TASK INPUTS:
* * * *

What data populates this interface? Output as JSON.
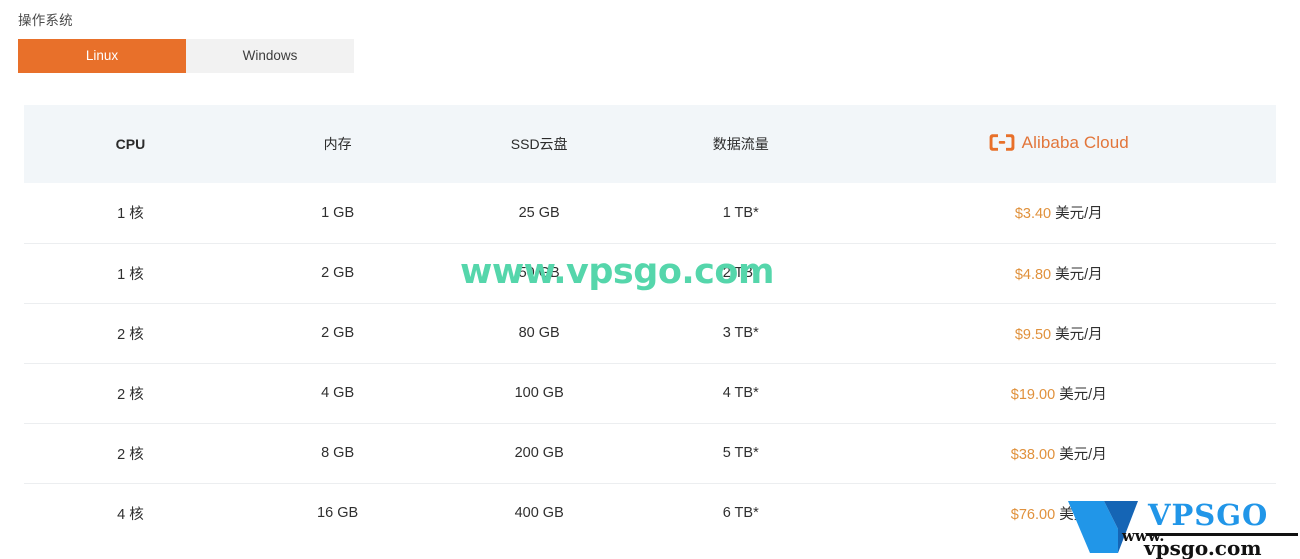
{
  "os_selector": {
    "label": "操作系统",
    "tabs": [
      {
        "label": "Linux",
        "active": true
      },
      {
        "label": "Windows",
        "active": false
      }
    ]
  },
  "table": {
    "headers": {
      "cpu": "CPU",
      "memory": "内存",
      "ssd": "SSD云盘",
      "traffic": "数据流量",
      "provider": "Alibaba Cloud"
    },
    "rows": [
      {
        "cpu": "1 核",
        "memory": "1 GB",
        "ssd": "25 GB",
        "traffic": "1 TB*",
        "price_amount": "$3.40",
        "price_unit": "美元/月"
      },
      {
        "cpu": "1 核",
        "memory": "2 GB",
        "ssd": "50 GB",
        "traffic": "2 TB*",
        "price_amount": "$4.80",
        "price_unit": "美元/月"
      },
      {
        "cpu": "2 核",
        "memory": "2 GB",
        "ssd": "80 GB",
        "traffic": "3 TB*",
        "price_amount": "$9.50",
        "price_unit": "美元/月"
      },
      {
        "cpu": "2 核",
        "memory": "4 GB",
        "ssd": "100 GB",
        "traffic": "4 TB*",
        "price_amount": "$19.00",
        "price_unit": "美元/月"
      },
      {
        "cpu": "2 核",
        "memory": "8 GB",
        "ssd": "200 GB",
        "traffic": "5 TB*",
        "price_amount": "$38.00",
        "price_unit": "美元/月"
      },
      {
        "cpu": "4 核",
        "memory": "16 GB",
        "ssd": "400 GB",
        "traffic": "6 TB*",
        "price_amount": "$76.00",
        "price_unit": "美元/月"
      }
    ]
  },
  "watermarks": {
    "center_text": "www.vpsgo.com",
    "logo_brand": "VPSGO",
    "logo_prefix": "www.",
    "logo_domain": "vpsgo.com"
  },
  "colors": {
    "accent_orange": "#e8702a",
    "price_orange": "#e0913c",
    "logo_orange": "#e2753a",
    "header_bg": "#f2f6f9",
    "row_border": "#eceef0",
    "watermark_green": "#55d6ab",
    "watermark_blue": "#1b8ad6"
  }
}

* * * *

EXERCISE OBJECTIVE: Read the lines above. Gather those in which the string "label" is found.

WRITTEN REPLY:
    "label": "操作系统",
        "label": "Linux",
        "label": "Windows",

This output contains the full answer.